Some of the teachers whose first stop was at the Kenya National Union of Teachers (Knut) offices said they were not ready to die because of jobs.
This comes following the killing of two non-local teachers by the terrorists last Friday.
The teachers also lamented that some of their colleagues were being blocked from leaving the county by being denied transport to Nairobi.
They narrated harrowing experiences at the hands of students, head teachers, parents and county education officers, who reportedly derogatorily refer to them as nguraro (hard hair) or kafir (unholy).
They also claimed that Al-Shabaab could be a scapegoat for attacks on them, noting that locals on several occasions accuse them of taking up their jobs.
They explained how non-local teachers were being transferred to far-flung areas in the county, with school administrators being hostile to them whenever they reject such transfers.

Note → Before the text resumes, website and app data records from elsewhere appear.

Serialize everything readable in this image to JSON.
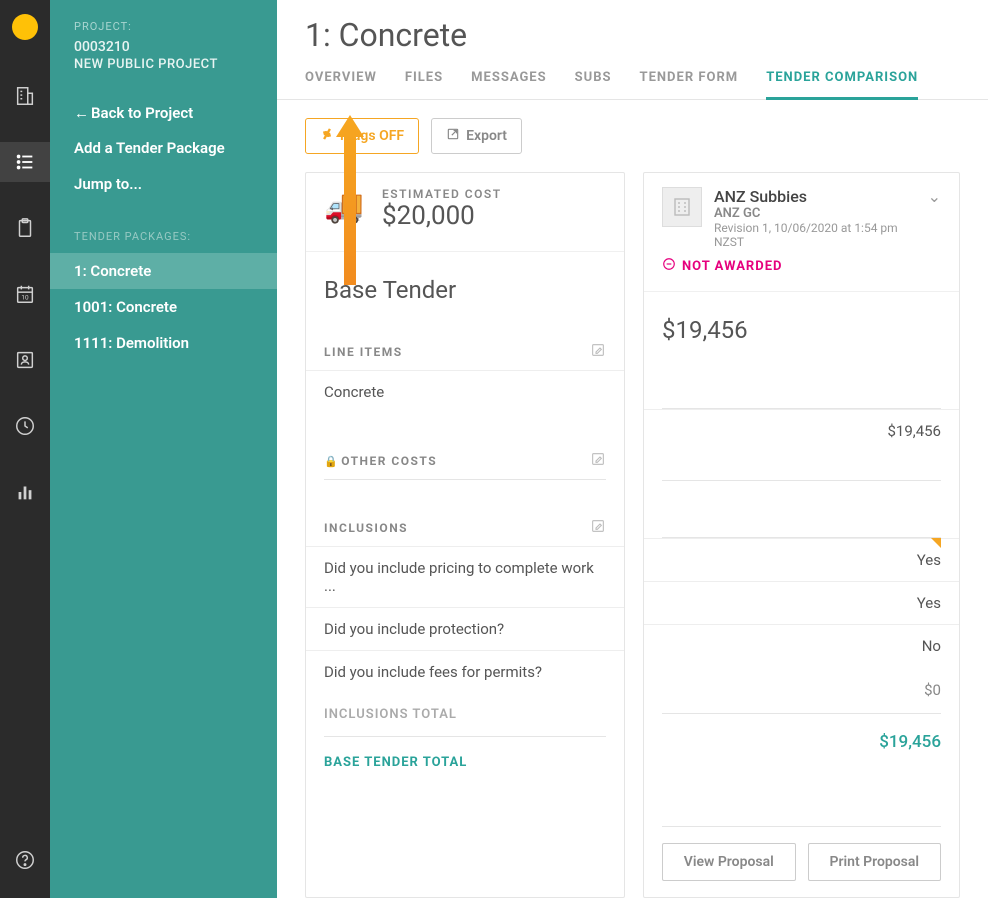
{
  "project": {
    "label": "PROJECT:",
    "number": "0003210",
    "name": "NEW PUBLIC PROJECT"
  },
  "sidebar": {
    "back": "Back to Project",
    "add": "Add a Tender Package",
    "jump": "Jump to...",
    "section_label": "TENDER PACKAGES:",
    "items": [
      {
        "label": "1: Concrete",
        "active": true
      },
      {
        "label": "1001: Concrete",
        "active": false
      },
      {
        "label": "1111: Demolition",
        "active": false
      }
    ]
  },
  "page": {
    "title": "1: Concrete"
  },
  "tabs": [
    {
      "label": "OVERVIEW"
    },
    {
      "label": "FILES"
    },
    {
      "label": "MESSAGES"
    },
    {
      "label": "SUBS"
    },
    {
      "label": "TENDER FORM"
    },
    {
      "label": "TENDER COMPARISON",
      "active": true
    }
  ],
  "toolbar": {
    "plugs": "Plugs OFF",
    "export": "Export"
  },
  "estimate": {
    "label": "ESTIMATED COST",
    "value": "$20,000"
  },
  "base_tender_label": "Base Tender",
  "line_items": {
    "label": "LINE ITEMS",
    "rows": [
      {
        "name": "Concrete",
        "value": "$19,456"
      }
    ]
  },
  "other_costs_label": "OTHER COSTS",
  "inclusions": {
    "label": "INCLUSIONS",
    "rows": [
      {
        "q": "Did you include pricing to complete work ...",
        "a": "Yes"
      },
      {
        "q": "Did you include protection?",
        "a": "Yes"
      },
      {
        "q": "Did you include fees for permits?",
        "a": "No"
      }
    ],
    "total_label": "INCLUSIONS TOTAL",
    "total_value": "$0"
  },
  "base_total": {
    "label": "BASE TENDER TOTAL",
    "value": "$19,456"
  },
  "sub": {
    "name": "ANZ Subbies",
    "company": "ANZ GC",
    "revision": "Revision 1, 10/06/2020 at 1:54 pm NZST",
    "status": "NOT AWARDED",
    "amount": "$19,456"
  },
  "actions": {
    "view": "View Proposal",
    "print": "Print Proposal"
  }
}
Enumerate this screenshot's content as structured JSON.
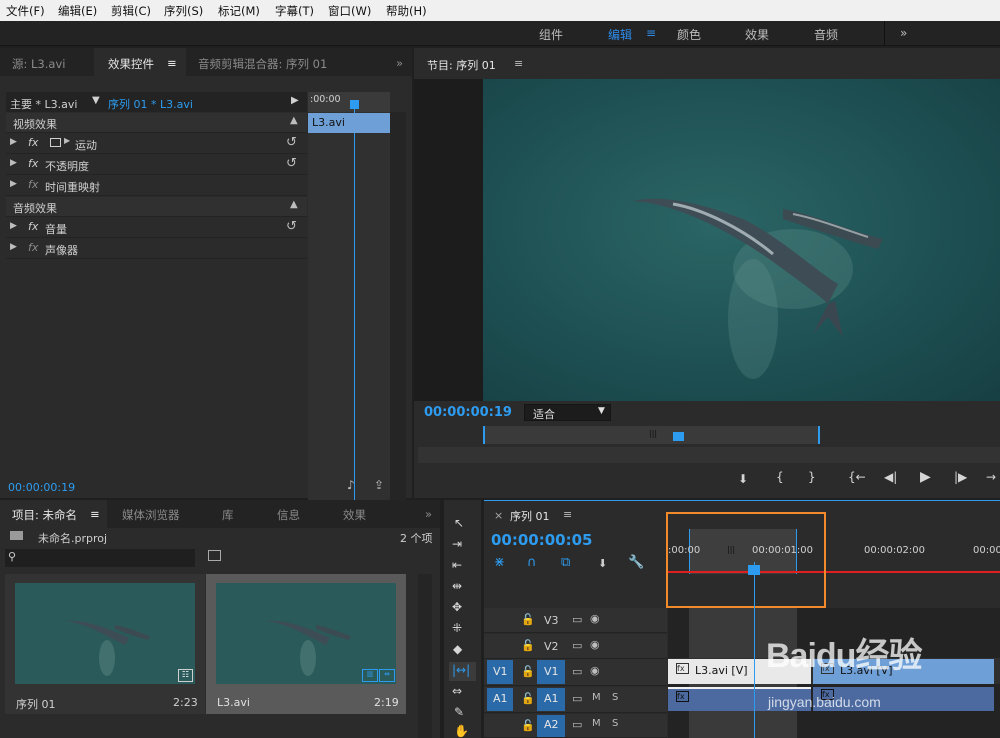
{
  "menu": [
    "文件(F)",
    "编辑(E)",
    "剪辑(C)",
    "序列(S)",
    "标记(M)",
    "字幕(T)",
    "窗口(W)",
    "帮助(H)"
  ],
  "workspaces": {
    "items": [
      "组件",
      "编辑",
      "颜色",
      "效果",
      "音频"
    ],
    "active": "编辑",
    "menu_icon": "≡",
    "more": "»"
  },
  "source_panel": {
    "tabs": [
      "源: L3.avi",
      "效果控件",
      "音频剪辑混合器: 序列 01"
    ],
    "active_tab": "效果控件",
    "tab_menu": "≡",
    "more": "»",
    "master_label": "主要 * L3.avi",
    "seq_label": "序列 01 * L3.avi",
    "mini_timecode": ":00:00",
    "clip_label": "L3.avi",
    "video_effects": "视频效果",
    "effects": [
      {
        "fx": "fx",
        "name": "运动"
      },
      {
        "fx": "fx",
        "name": "不透明度"
      },
      {
        "fx": "fx",
        "name": "时间重映射"
      }
    ],
    "audio_effects": "音频效果",
    "audio": [
      {
        "fx": "fx",
        "name": "音量"
      },
      {
        "fx": "fx",
        "name": "声像器"
      }
    ],
    "timecode": "00:00:00:19"
  },
  "program_monitor": {
    "title": "节目: 序列 01",
    "title_menu": "≡",
    "timecode": "00:00:00:19",
    "fit": "适合"
  },
  "project_panel": {
    "tabs": [
      "项目: 未命名",
      "媒体浏览器",
      "库",
      "信息",
      "效果"
    ],
    "tab_menu": "≡",
    "more": "»",
    "file": "未命名.prproj",
    "count": "2 个项",
    "items": [
      {
        "name": "序列 01",
        "duration": "2:23"
      },
      {
        "name": "L3.avi",
        "duration": "2:19"
      }
    ]
  },
  "timeline": {
    "close": "×",
    "title": "序列 01",
    "title_menu": "≡",
    "timecode": "00:00:00:05",
    "ruler": [
      ":00:00",
      "00:00:01:00",
      "00:00:02:00",
      "00:00"
    ],
    "tracks": [
      {
        "name": "V3",
        "target": ""
      },
      {
        "name": "V2",
        "target": ""
      },
      {
        "name": "V1",
        "target": "V1"
      },
      {
        "name": "A1",
        "target": "A1"
      },
      {
        "name": "A2",
        "target": ""
      }
    ],
    "clip_v1": "L3.avi [V]",
    "clip_v1b": "L3.avi [V]",
    "m": "M",
    "s": "S"
  },
  "watermark": {
    "logo": "Baidu经验",
    "url": "jingyan.baidu.com"
  },
  "colors": {
    "accent": "#2d8ceb",
    "highlight": "#f08a2a",
    "playhead": "#2d9cf0"
  }
}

“These could be Al-Shabaab attacks but they are being organised by local communities. Whenever there are reports on an attack, they can never share the information with you,” said one teacher.
Another teacher explained how he was transferred recently to a school that is 69 kilometres away, and ordered to report immediately.
“TSC county directors are always hostile and will never listen to you. I wonder if this delocalisation of management of schools is only for teachers or also TSC officials, said another teacher.
The teachers also decried arbitrary increase in rent for outsiders, saying even traders increase prices of items based on where a buyer comes from.
Mr Keren Mutuyu, a teacher, said they feel insecure in the region, and they will not be willing to go back. “We are here at Knut to seek the help of the union so that we are transferred to areas where we will be safe,” said Mr Mutuyu.
Knut deputy Secretary General Hesbone Otieno, who received the teachers, regretted the incident and asked the government to protect them.
He said teachers who fear for their lives should be transferred without conditions, saying the work they do is not worth their lives. He added that discrimination of teachers based on religion should not be allowed any more.
Statistics indicate that more than half of the teachers in Mandera, Wajir and Garissa are non-locals.